Have you dealt with the customer support of Godaddy before? What’s the case and how’s the experience?

The response time for for support is usually 24 hours, very rarely is it anything longer than that. I actually get a response just within a few hours through Twitter. I have never had to send more than one email regarding a problem and I’ve never had an unresolved issue. Of course, I really haven’t had too many issues with them at all so I may not be the best person to vouch for their support, but I can say that they are quick, helpful and pretty friendly most of the time.

Whenever I send a tweet mentioning them on Twitter, I get a response later that day or the next morning. They’ll usually ask me to DM them any sensitive information and they try to help as best they can. My only complaints lately have been slow loading times and there’s really not much they can do about that after the fact. They have, however, suggested a few plugins that I could install to help make my blog load faster.

Do you see any disadvantages in Godaddy? What are they? Will you think of switching host for that?

Right now I have no reason to switch from Godaddy to a new Web host. I have all of the tools and functionality I need and I really wouldn’t trade it for another host unless I absolutely had to. I will say that if downtime ever gets any worse than it is, I would consider switching because I don’t want to risk losing traffic due to slow loading times and frustrated readers. Though I don’t use them, Godaddy is always adding new tools and they really keep up with the competition. If I had to name one disadvantage, it would probably be their FTP integration. It has gotten better, but it still isn’t as great as it should be. I always have to use a desktop FTP client or FireFTP in Firefox. It’s not that big of an inconvenience where I’d want to switch host altogether though.

Do you have any words to host seekers before we come to an end?

Be sure you do your research. The Internet is great because you can find reviews for just about anything now. It’s really good to read reviews prior to choosing a Web host just to make sure they’re worth the money. Also be sure that they offer the features that you’ll need. Everyone is different and has different needs for their blog.
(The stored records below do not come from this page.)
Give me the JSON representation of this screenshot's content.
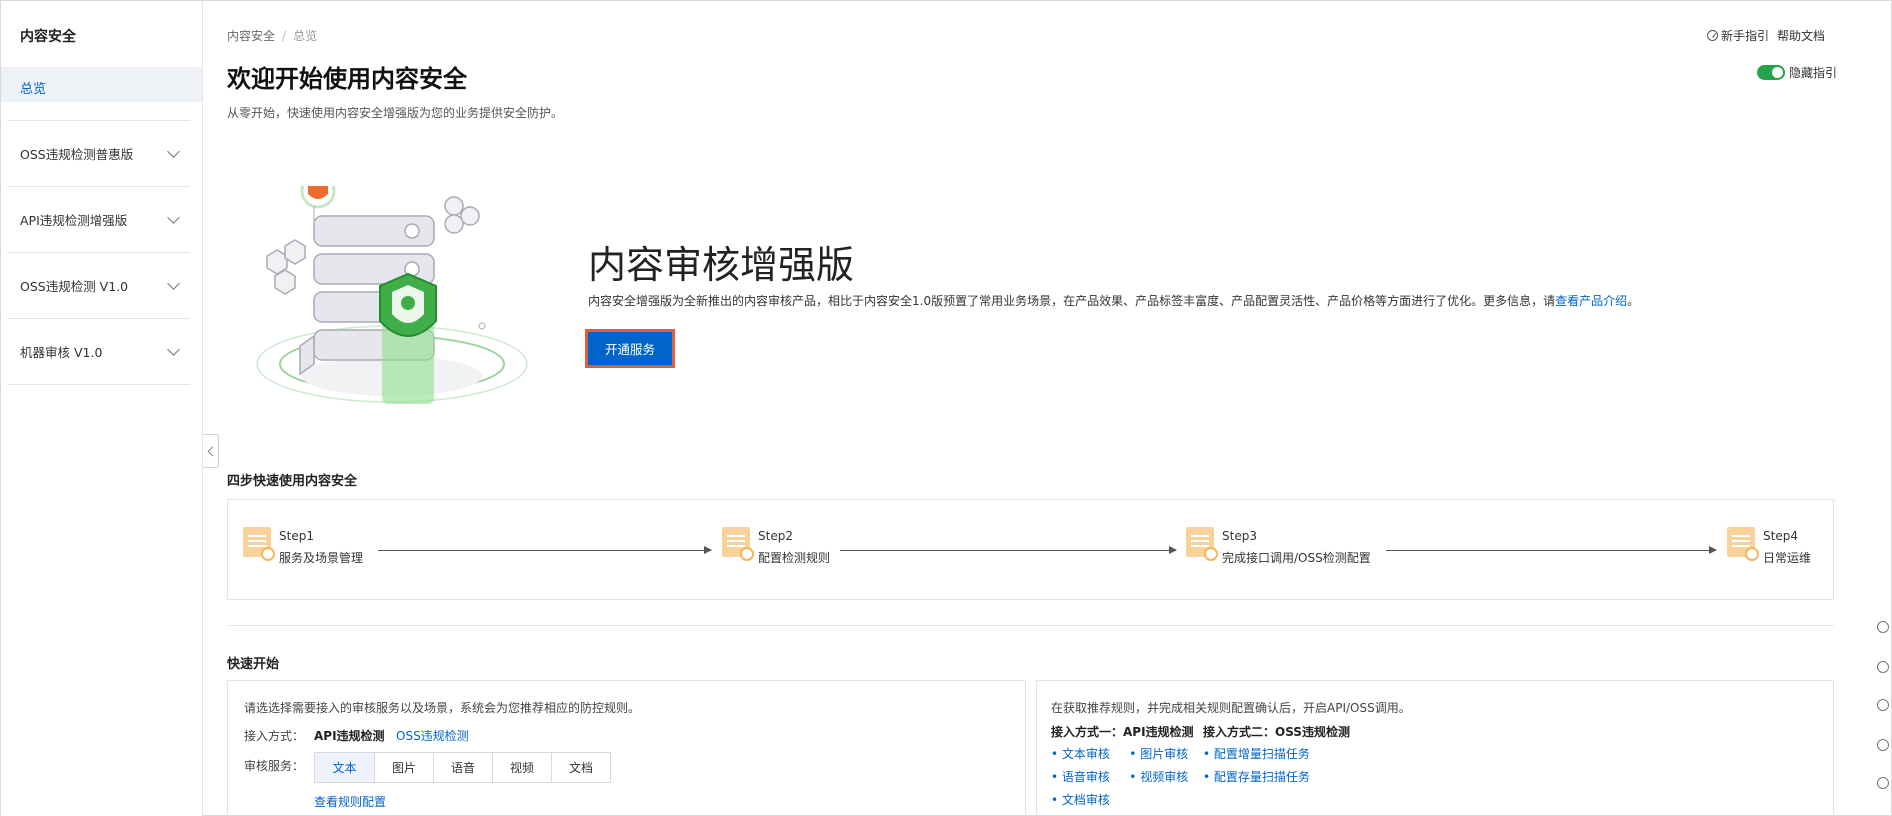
{
  "sidebar": {
    "title": "内容安全",
    "active_item": "总览",
    "groups": [
      {
        "label": "OSS违规检测普惠版"
      },
      {
        "label": "API违规检测增强版"
      },
      {
        "label": "OSS违规检测 V1.0"
      },
      {
        "label": "机器审核 V1.0"
      }
    ]
  },
  "header": {
    "breadcrumb": [
      "内容安全",
      "总览"
    ],
    "title": "欢迎开始使用内容安全",
    "subtitle": "从零开始，快速使用内容安全增强版为您的业务提供安全防护。",
    "guide_link": "新手指引",
    "help_link": "帮助文档",
    "hide_guide_label": "隐藏指引",
    "hide_guide_on": true
  },
  "hero": {
    "title": "内容审核增强版",
    "desc": "内容安全增强版为全新推出的内容审核产品，相比于内容安全1.0版预置了常用业务场景，在产品效果、产品标签丰富度、产品配置灵活性、产品价格等方面进行了优化。更多信息，请",
    "desc_link": "查看产品介绍",
    "desc_end": "。",
    "button": "开通服务"
  },
  "steps": {
    "title": "四步快速使用内容安全",
    "items": [
      {
        "step": "Step1",
        "label": "服务及场景管理"
      },
      {
        "step": "Step2",
        "label": "配置检测规则"
      },
      {
        "step": "Step3",
        "label": "完成接口调用/OSS检测配置"
      },
      {
        "step": "Step4",
        "label": "日常运维"
      }
    ]
  },
  "quick_start": {
    "title": "快速开始",
    "left": {
      "desc": "请选选择需要接入的审核服务以及场景，系统会为您推荐相应的防控规则。",
      "access_label": "接入方式：",
      "access_api": "API违规检测",
      "access_oss": "OSS违规检测",
      "service_label": "审核服务：",
      "tabs": [
        "文本",
        "图片",
        "语音",
        "视频",
        "文档"
      ],
      "rule_link": "查看规则配置"
    },
    "right": {
      "desc": "在获取推荐规则，并完成相关规则配置确认后，开启API/OSS调用。",
      "col1_head": "接入方式一：API违规检测",
      "col1_items": [
        "文本审核",
        "图片审核",
        "语音审核",
        "视频审核",
        "文档审核"
      ],
      "col2_head": "接入方式二：OSS违规检测",
      "col2_items": [
        "配置增量扫描任务",
        "配置存量扫描任务"
      ]
    }
  },
  "colors": {
    "accent": "#0064c8",
    "toggle_on": "#23a34a",
    "highlight": "#e25d3d"
  }
}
What may be perfect for me, might just be your worse nightmare!

Thank you for your time ChaCha!

Thank you! 🙂

Visit http://www.godaddy.com for more details.